Video games have often been targeted by critics as time wasters that distract students from their education. Although video games don't always pair well with educational material, sometimes this pairing can be fantastic.
One such example is The Solar System: Explore Your Backyard -- a forthcoming PC/iPad/iphone application that gives you the freedom to explore our solar system in all of its glory. You can travel from planet to planet, get detailed information about planets' moons and orbit, and even visualize many of the sky's constellations.
Christopher Albeluhn, the creator of the forthcoming app, started the project as a way to update his portfolio after losing his job in video game development, according to his site. After his friend posted a video of his work, he gained a huge following and placed his project on indiegogo.com, a website dedicated to crowd-funded ideas.
Albeluhn built the app on the Unreal Engine from Epic Games, a video game studio best known for the Gears of War franchise. Instead of fending off alien hordes, the user of this app can jump from one alien world to another and learn something along the way.
Albeluhn assures his readers that all of the orbital data has been verified multiple times to ensure accuracy, and everything should be to scale. In the video above, it might look like Jupiter is larger than the sun, but that's simply because Albeluhn changed the relative scaling for a better view of the gas giant.
Here's some of the cooler features that appear in the trailer above:
- Detailed orbits for all of the planets and their moons with the ability to watch them move at different speeds.
- A graph of the gravitational pull for every celestial body. The graph attempts to visualize the bending of spacetime due to gravity.

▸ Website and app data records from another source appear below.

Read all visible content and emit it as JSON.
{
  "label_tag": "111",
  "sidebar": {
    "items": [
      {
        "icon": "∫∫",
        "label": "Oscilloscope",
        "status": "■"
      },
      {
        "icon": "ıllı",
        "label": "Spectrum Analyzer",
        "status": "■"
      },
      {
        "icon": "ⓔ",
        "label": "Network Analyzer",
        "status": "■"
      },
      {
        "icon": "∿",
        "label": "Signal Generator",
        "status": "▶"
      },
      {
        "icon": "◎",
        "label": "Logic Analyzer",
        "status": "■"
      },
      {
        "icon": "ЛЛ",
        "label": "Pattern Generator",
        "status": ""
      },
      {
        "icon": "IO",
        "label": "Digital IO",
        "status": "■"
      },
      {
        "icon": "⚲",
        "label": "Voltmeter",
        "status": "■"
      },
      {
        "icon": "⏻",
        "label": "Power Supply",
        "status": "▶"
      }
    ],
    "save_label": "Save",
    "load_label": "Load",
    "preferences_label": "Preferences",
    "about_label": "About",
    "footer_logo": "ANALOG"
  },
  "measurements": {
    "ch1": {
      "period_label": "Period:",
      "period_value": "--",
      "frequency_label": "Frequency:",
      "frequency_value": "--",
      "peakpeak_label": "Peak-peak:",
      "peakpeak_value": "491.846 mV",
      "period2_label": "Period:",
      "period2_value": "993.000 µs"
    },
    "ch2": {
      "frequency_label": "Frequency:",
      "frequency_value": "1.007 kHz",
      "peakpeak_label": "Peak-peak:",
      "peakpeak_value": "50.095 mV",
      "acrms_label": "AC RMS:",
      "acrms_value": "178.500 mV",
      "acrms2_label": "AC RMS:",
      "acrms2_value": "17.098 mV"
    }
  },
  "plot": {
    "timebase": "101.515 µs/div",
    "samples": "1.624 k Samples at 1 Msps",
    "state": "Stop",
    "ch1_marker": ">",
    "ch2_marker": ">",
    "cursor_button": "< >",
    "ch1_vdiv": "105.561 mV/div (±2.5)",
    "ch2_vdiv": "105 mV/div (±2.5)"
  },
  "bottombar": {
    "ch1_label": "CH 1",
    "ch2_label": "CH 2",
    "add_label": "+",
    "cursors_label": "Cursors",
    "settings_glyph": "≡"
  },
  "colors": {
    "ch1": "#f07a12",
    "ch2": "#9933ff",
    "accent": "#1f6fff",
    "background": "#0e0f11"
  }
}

- Internal views of every planet with the most detailed view reserved for our Earth.
- Constellations overlaid with artistic impressions (e.g. A lion will appear for the constellation Leo.
Now that Albluhn has achieved his funding goal of $8,000, he plans to move forward with publishing the application for PCs, ipads, and iphones in the coming months. With more funding, he hopes to donate his app to a local science center.
The app looks great, and it appears to give the user more freedom than many other applications on the market. To see for yourself, here's a brief list of some of the alternatives available today:
- Eyes on the Universe - A free online app from NASA's Jet Propulstion Laboratory.
- Brian Cox's Wonders of the Universe - A paid app for the ipad/iphone.
- Worldwide Telescope - A free web app from Microsoft.
Based on the video that Albluhn has released, however, his app looks more refined and engaging. We'll see if this app lives up to the hype once it's released in the coming months.